Bell Heather

©Chris Gomersall/2020VISION

Bell Heather

Scientific name: Erica cinerea
Bell Heather is our most familiar heather. In summer, it carpets our heaths, woods and coasts with purple-pink flowers that attract all kinds of nectar-loving insects.

Species information

Statistics

Height: up to 50cm

Conservation status

Common.

When to see

January to December

About

Bell Heather is found in a variety of habitats, including heathland, open woodland and even coastal areas. It particularly likes acidic, dry, well-drained soils. The dark purple-pink, bell-shaped flowers appear between July and September, carpeting heathlands and bringing them to life with the buzzing of nectar-loving bees and insects. Bell Heather makes a great garden plant, too.

How to identify

Bell Heather is very distinctive: its dark purple-pink, bell-shaped flowers form clusters up the stem, and its short, dark green, needle-like leaves sit in whorls of three. It is similar to Cross-leaved Heath, but its flowers are smaller and do not cluster on one side of the stem.

Distribution

Widespread throughout the UK, but scarce in the East Midlands.

Did you know?

Bell Heather is an important nectar source for all kinds of insects, including Honeybees, Buff-tailed and Red-tailed Bumblebees, Ruby Tiger Moths and rare Silver-studded Blue Butterflies. The honey that results from bees that feed on heather is dark and fragrant, and very popular.

How people can help

The Wildlife Trusts are working to restore and protect our heathlands by promoting good management, clearing encroaching scrub and implementing beneficial grazing regimes.
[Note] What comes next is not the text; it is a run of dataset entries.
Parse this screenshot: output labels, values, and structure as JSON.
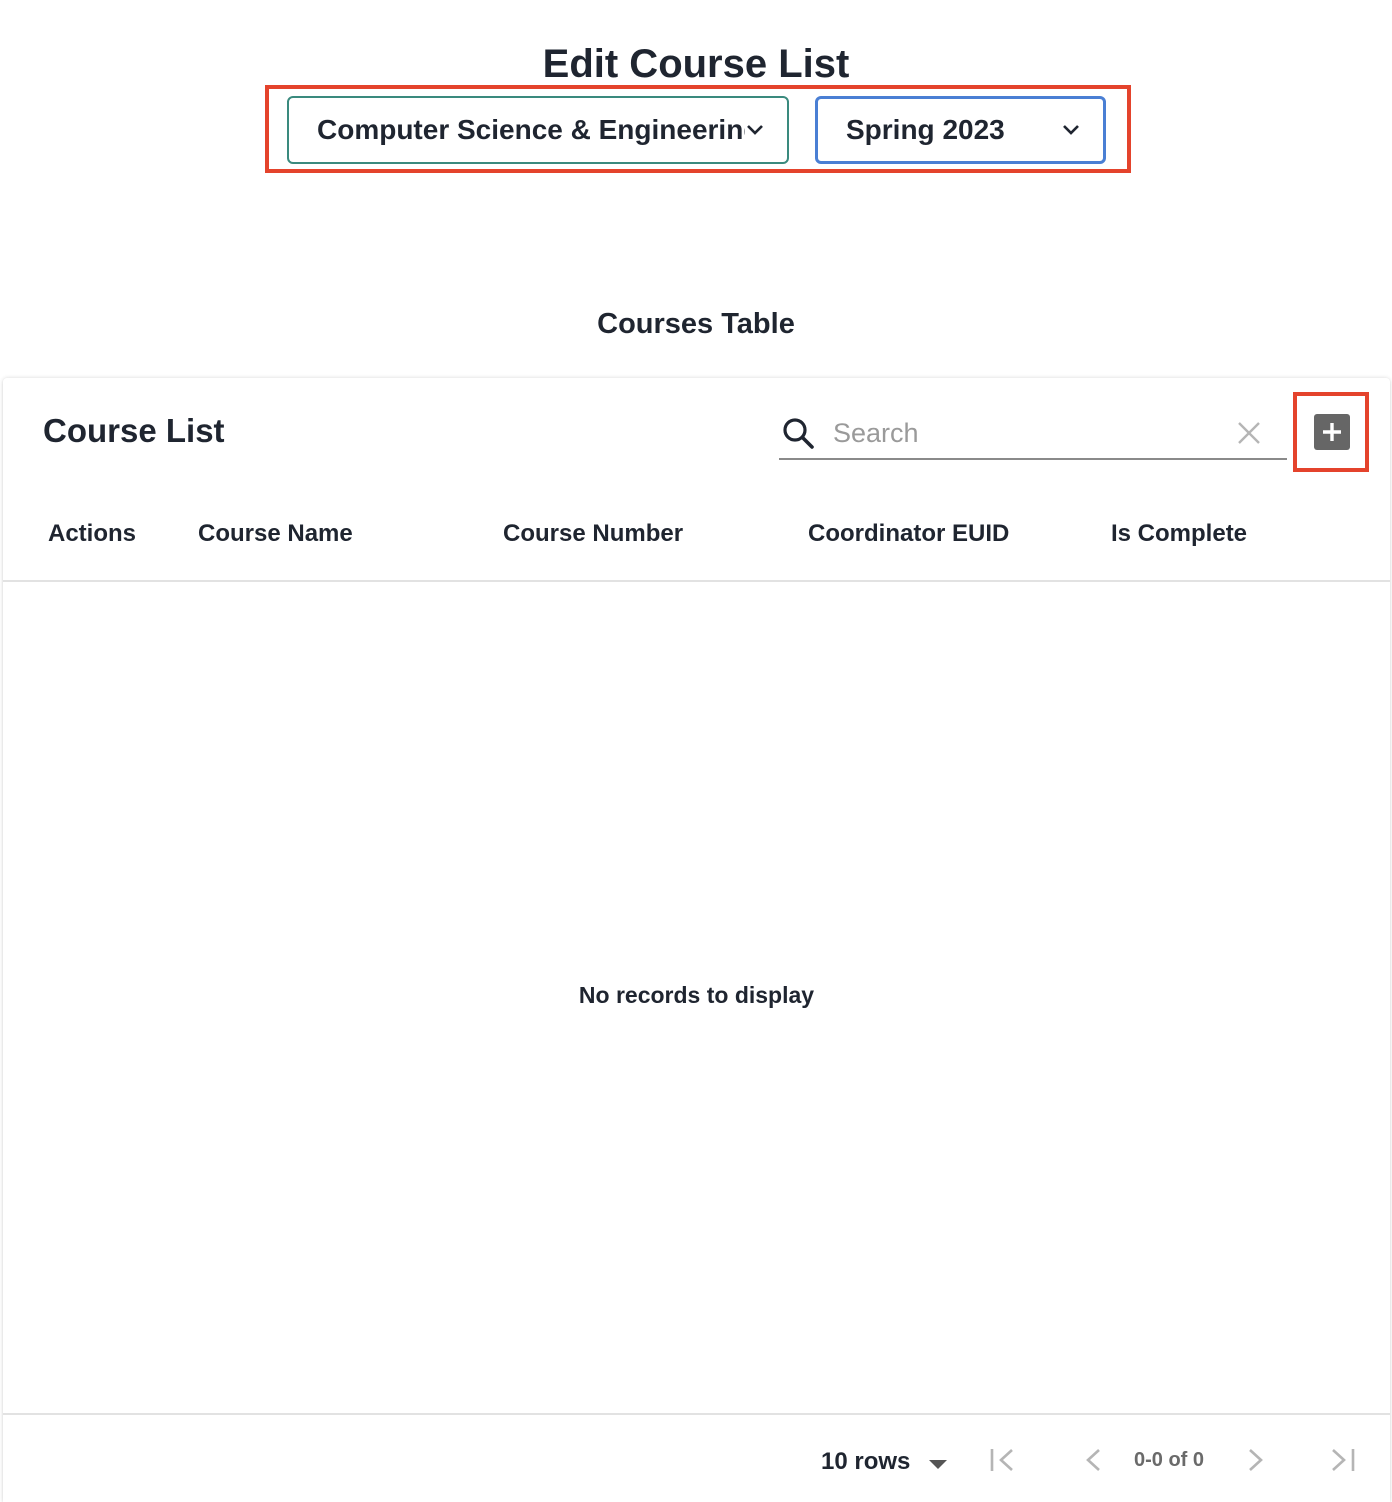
{
  "page": {
    "title": "Edit Course List",
    "department_select": {
      "value": "Computer Science & Engineering",
      "icon": "chevron-down-icon"
    },
    "term_select": {
      "value": "Spring 2023",
      "icon": "chevron-down-icon"
    },
    "section_title": "Courses Table"
  },
  "table": {
    "title": "Course List",
    "search": {
      "placeholder": "Search",
      "value": ""
    },
    "add_button_icon": "plus-icon",
    "columns": [
      "Actions",
      "Course Name",
      "Course Number",
      "Coordinator EUID",
      "Is Complete"
    ],
    "rows": [],
    "empty_message": "No records to display"
  },
  "pagination": {
    "rows_per_page": "10 rows",
    "range": "0-0 of 0"
  },
  "colors": {
    "highlight": "#e4432c",
    "department_border": "#3a8a7e",
    "term_border": "#4a7fd4",
    "add_button": "#666666"
  }
}
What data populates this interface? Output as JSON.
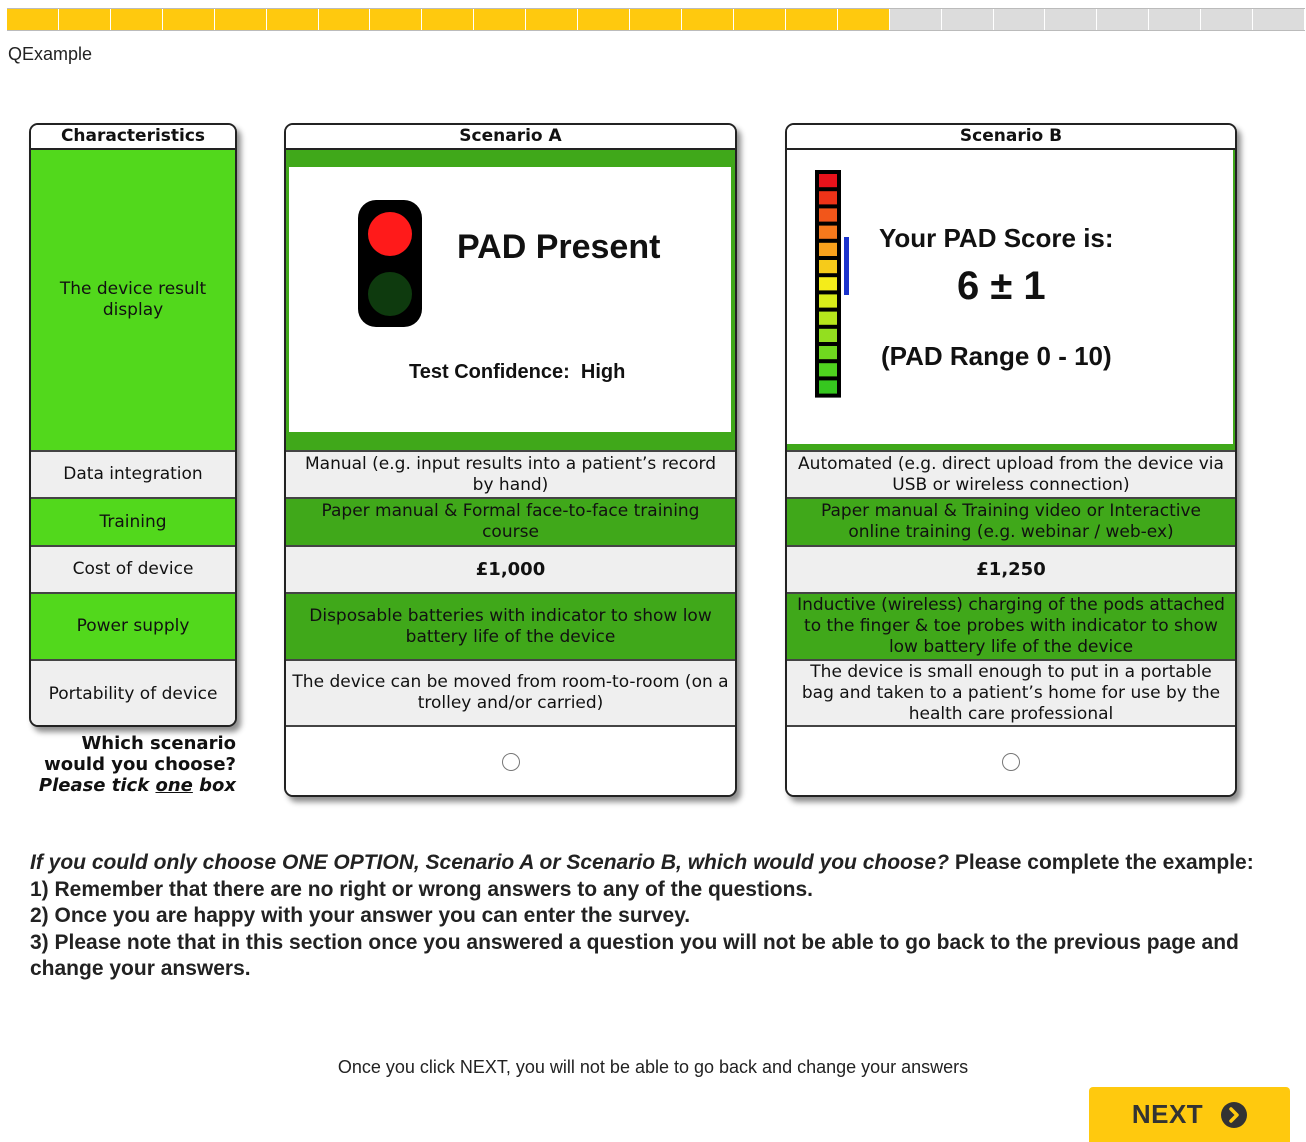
{
  "progress": {
    "completed_segments": 17,
    "total_segments": 25
  },
  "page": {
    "title": "QExample"
  },
  "characteristics": {
    "header": "Characteristics",
    "rows": [
      "The device result display",
      "Data integration",
      "Training",
      "Cost of device",
      "Power supply",
      "Portability of device"
    ]
  },
  "scenario_a": {
    "header": "Scenario A",
    "display": {
      "headline": "PAD Present",
      "confidence_label": "Test Confidence:",
      "confidence_value": "High"
    },
    "data_integration": "Manual (e.g. input results into a patient’s record by hand)",
    "training": "Paper manual & Formal face-to-face training course",
    "cost": "£1,000",
    "power_supply": "Disposable batteries with indicator to show low battery life of the device",
    "portability": "The device can be moved from room-to-room (on a trolley and/or carried)"
  },
  "scenario_b": {
    "header": "Scenario B",
    "display": {
      "heading": "Your PAD Score is:",
      "score": "6 ± 1",
      "range": "(PAD Range 0 - 10)"
    },
    "data_integration": "Automated (e.g. direct upload from the device via USB or wireless connection)",
    "training": "Paper manual & Training video or Interactive online training (e.g. webinar / web-ex)",
    "cost": "£1,250",
    "power_supply": "Inductive (wireless) charging of the pods attached to the finger & toe probes with indicator to show low battery life of the device",
    "portability": "The device is small enough to put in a portable bag and taken to a patient’s home for use by the health care professional"
  },
  "choice_prompt": {
    "line1": "Which scenario",
    "line2": "would you choose?",
    "line3_pre": "Please tick ",
    "line3_u": "one",
    "line3_post": " box"
  },
  "instructions": {
    "question": "If you could only choose ONE OPTION, Scenario A or Scenario B, which would you choose?",
    "question_tail": " Please complete the example:",
    "items": [
      "1) Remember that there are no right or wrong answers to any of the questions.",
      "2) Once you are happy with your answer you can enter the survey.",
      "3) Please note that in this section once you answered a question you will not be able to go back to the previous page and change your answers."
    ]
  },
  "footer_note": "Once you click NEXT, you will not be able to go back and change your answers",
  "next_button": {
    "label": "NEXT"
  },
  "colors": {
    "progress_fill": "#ffc90e",
    "progress_empty": "#dcdcdc",
    "attribute_green": "#52d81c",
    "scenario_green": "#40a81a",
    "traffic_red": "#ff1a1a",
    "score_marker": "#1a33cc"
  }
}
This work is vital if these habitats are to survive; you can help by supporting your local Wildlife Trust and becoming a member or volunteer.